**How to complete this task**
Report each line from the listing that the string "format" appears in.
- - -
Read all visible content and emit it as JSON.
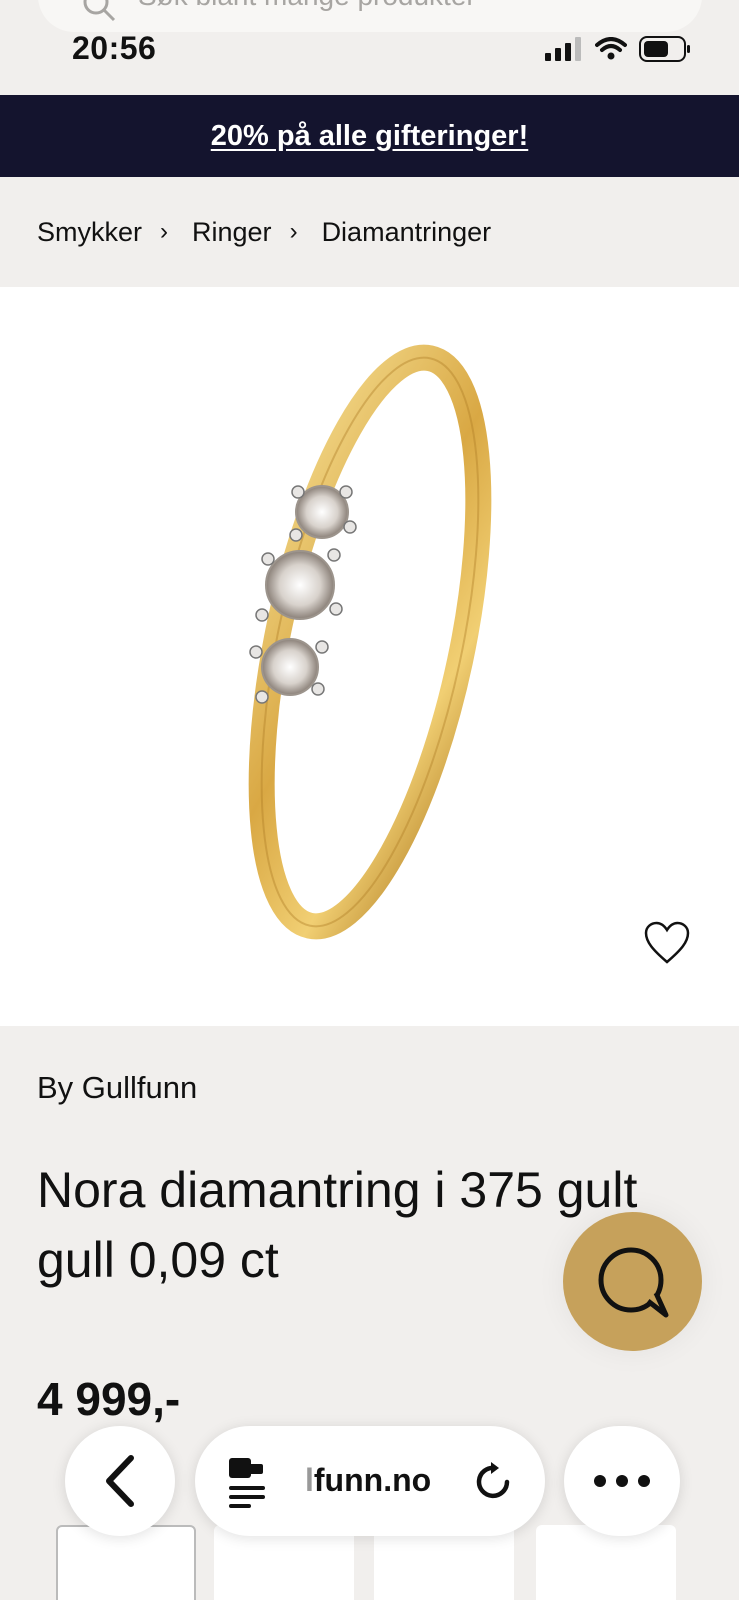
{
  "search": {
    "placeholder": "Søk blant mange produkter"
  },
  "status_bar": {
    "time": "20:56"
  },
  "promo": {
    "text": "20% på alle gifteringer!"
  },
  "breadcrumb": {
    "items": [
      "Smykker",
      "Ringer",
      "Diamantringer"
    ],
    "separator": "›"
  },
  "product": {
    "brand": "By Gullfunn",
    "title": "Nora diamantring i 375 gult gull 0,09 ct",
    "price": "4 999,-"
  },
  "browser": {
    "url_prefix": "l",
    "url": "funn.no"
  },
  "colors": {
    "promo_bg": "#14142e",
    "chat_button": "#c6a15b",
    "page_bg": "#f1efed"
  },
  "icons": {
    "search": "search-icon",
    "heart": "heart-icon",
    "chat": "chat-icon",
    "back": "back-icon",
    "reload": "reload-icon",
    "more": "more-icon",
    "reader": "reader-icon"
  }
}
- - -
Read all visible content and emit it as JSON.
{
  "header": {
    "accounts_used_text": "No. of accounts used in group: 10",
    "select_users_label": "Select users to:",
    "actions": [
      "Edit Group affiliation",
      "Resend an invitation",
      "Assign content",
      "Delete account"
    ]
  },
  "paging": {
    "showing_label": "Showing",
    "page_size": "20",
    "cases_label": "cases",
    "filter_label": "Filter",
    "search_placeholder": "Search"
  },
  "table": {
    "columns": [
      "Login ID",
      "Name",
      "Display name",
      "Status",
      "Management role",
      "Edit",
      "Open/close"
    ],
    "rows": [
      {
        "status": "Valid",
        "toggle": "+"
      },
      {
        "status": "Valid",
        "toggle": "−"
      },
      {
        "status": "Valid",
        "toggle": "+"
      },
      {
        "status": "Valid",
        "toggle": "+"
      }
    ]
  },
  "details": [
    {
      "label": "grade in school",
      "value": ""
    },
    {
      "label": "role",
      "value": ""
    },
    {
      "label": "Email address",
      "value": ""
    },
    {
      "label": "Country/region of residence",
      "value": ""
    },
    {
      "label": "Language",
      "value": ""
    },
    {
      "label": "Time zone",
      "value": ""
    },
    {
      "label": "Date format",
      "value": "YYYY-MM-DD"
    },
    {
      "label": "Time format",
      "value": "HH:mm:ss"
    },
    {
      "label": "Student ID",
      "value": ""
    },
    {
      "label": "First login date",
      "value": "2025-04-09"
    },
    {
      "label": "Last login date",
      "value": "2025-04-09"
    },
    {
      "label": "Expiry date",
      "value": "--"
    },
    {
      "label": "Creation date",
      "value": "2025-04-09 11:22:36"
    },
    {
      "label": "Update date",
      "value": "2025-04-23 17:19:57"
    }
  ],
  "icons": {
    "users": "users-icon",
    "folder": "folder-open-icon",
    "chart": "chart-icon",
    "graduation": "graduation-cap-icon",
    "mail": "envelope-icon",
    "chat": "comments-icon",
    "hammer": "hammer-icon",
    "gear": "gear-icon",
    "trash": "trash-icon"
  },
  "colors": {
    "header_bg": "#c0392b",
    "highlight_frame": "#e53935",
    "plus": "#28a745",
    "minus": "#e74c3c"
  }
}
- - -
**Task solution**
      "label": "Date format",
      "label": "Time format",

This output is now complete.